Wednesday April 07
CPHS Lupina Seminar Series
Lupina/OGS Doctoral Fellow
Aliya Mawani - CPHS
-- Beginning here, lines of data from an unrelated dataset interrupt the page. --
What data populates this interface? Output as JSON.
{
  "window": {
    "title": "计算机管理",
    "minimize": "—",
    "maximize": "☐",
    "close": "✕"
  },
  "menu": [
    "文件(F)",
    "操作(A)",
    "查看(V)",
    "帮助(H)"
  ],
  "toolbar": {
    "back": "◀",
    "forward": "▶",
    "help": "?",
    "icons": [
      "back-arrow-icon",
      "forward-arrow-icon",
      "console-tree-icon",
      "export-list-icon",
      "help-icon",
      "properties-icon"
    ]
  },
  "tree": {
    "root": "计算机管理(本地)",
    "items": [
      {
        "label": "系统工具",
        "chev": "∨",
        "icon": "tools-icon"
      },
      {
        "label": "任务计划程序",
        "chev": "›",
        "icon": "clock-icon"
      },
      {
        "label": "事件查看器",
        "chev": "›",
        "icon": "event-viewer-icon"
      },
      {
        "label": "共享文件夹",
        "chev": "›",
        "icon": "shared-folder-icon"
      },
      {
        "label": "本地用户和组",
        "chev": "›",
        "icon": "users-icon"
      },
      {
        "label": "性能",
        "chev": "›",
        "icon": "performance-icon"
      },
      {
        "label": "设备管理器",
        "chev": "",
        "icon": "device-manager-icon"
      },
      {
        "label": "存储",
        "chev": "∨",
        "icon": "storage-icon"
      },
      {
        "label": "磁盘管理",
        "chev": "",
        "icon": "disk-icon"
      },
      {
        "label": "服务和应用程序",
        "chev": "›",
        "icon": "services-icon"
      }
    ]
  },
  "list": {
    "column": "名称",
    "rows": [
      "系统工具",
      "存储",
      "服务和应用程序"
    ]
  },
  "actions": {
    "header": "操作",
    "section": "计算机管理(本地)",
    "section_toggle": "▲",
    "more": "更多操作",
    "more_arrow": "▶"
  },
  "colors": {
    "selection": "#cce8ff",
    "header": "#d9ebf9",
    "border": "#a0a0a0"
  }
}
Project Abstract: Physical Activity (PA) is critical for healthy growth and development, mental and social well-being, and disease prevention among youth. A range of socio-demographic factors have been considered in youth PA research, revealing poor participation trends and subsequently raising concerns over the present and future health of young Canadians. Presently, over 90% of Canadian youth ages 5-19 are failing to meet national PA guidelines; girls are generally less active than boys, with the gap increasing with age; and girls from ethnic minority groups report the lowest levels of PA in Canada. South Asian girls in Canada have been identified as a group that is especially at risk for low levels of PA. An emerging body of evidence suggests that South Asian girls must operate within a cultural framework that encompasses aspects of gender, South Asian values, and adolescence (e.g. seeking independence) while maintaining positive family and community images. Subha’s doctoral research explores the ways that social networks and cultural forces may support or undermine PA participation among South Asian adolescent girls in Toronto.Specifically, this research will focus on South Asian girls in high school and examine: 1) daily pastimes, including the types, timing and companions for any physical activities, cultural activities, family responsibilities, and social activities; 2) attitudes and perceptions related to religion, culture, and PA; 3) connections to and importance of families, cultural communities and friends with respect to PA decisions; and 4) how South Asian heritage, social networks, and gender may work together to influence PA participation.
Comparative Program on Health and Society